Both have a brighter tonal tilt with scooped lower mids and more upper mid presence, the H3 to a greater extent due to its greater bass and treble presence. Both also have somewhat spiked treble, the H3 more so, making it very aggressive. The P2 is also a more aggressive earphone in its own right but treble is more even than the H3. I feel that the P2 will be more forgiving of lower bitrate files since it is less aggressive and generally smoother than the H3. If you want a lot of engagement, the P2 might be a bit lean for your tastes where the H3 really flourishes. Both are similarly technical, the H3 has a slight upper hand on raw detailing and definition though the P2 is certainly no slouch. The H3 does still have better end to end extension.
Pinnacle P1 ($200): The P1 is shaped identically to the P2 and finds similar comfort as a result. However, the P1’s metal construction is superior in every way and its two included cables are light years ahead of the tacky unit included with the P2. Sonically, the two are similar as expected though the P2 has some little tweaks that better suit portable use. This starts with their lower impedance/higher sensitivity that omits the need for external amplification. In addition, the P2 has a warmer low end with slightly greater sub-bass emphasis and notably more mid and upper bass fullness. They have a thinner, drier midrange than the P1, especially lower mids though lower mids are more present, creating a less skewed midrange.

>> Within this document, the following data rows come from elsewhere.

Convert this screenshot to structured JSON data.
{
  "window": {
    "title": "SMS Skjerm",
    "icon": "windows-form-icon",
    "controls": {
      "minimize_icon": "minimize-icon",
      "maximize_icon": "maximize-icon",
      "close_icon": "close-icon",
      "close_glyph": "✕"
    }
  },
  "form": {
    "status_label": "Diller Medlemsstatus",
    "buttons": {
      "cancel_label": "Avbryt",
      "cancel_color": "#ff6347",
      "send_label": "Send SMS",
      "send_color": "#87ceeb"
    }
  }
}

Upper mids have great clarity and are quite smooth but the P1 still holds a notable lead in overall refinement and resolution, they are just smoother and more nuanced throughout. Treble presentation is similar on both, the P1 is more aggressive while the P2 has been smoothed off a little. The P2 is still on the more aggressive side, notes are nicely crisp but detailing doesn’t quite match the P1 due to some roll-off. I think the difference between the P2 and P1 can be somewhat likened to that between the 1More Triple and Quad drivers, the P2 is warmer and more consumer-friendly while the P1 is a bit more revealing and generally improved in terms of technicality.

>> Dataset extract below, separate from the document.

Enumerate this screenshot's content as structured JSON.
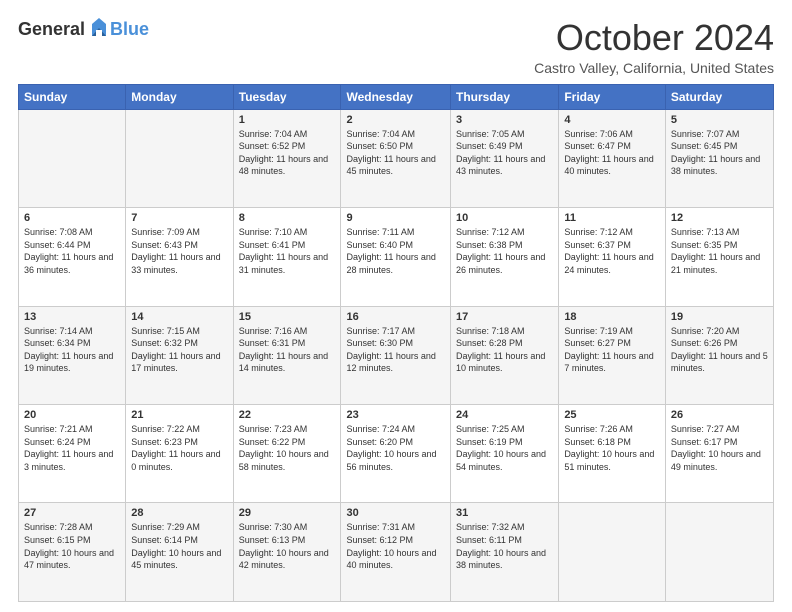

The P2 is undoubtedly a great earphone with some truly outstanding aspects offset by some smaller technical quibbles. On a superficial level, they are shockingly close to the P1 in tuning and some tasteful sculpting does make them more universally appealing. Moreover, extended listening reveals that they retain much of the same clarity and agility of MEE audio’s higher model with excellent resolution to top it off. Ergonomics are another high point, the P2 is easily the best fitting earphone I’ve tested around this price even if their plastic construction doesn’t inspire as much confidence. Of course, they aren’t perfect, and at $100 I wouldn’t expect them to be; most of my complaints stem from the lower midrange and included cable with treble more or less coming down to personal taste. They aren’t polite nor are they the most explicitly engaging earphone around this price, but the P2 reciprocates with excellent ergonomics and a sound that well balances its slightly fuller low-end with a crystal clear treble response.

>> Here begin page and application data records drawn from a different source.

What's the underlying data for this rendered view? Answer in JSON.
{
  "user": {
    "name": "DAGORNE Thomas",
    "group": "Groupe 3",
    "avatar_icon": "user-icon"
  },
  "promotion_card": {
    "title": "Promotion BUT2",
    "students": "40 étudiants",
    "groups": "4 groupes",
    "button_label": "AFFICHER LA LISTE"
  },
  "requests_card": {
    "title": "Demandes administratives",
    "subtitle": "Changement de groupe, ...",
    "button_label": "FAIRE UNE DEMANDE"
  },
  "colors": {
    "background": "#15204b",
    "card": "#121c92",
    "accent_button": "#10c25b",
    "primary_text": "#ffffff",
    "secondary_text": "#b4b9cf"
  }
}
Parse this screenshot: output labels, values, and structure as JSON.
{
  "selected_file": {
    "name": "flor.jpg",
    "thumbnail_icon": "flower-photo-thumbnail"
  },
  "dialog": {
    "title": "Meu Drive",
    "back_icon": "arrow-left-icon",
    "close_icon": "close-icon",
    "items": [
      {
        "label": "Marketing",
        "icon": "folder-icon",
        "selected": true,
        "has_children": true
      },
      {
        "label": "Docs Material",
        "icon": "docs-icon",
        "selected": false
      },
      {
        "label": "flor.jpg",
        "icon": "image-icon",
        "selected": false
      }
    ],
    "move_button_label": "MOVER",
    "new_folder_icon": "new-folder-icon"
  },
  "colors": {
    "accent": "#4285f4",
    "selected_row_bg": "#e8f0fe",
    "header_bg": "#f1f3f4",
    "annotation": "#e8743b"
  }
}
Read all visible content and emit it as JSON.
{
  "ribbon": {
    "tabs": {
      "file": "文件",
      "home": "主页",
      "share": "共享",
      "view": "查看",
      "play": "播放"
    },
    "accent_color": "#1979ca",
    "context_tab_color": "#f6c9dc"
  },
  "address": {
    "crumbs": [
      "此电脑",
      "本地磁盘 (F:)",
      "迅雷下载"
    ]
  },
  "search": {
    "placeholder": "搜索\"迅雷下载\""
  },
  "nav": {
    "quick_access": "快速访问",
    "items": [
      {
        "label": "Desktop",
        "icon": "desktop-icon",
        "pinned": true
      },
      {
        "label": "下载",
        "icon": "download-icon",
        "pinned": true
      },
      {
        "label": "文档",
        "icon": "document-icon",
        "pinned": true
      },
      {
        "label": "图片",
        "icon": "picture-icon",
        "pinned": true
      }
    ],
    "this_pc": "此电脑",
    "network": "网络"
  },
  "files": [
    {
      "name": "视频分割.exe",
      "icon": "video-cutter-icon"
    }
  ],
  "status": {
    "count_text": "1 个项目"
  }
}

Verdict – 8.75/10, The P2 combines all-day comfort with tonal maturity even if their sound isn’t absolutely refined. Their tacky stock cable and aggressive treble won’t find universal praise but buyers looking for a balanced yet vibrant earphone will find nuance within the P2’s agile, high-resolution sound.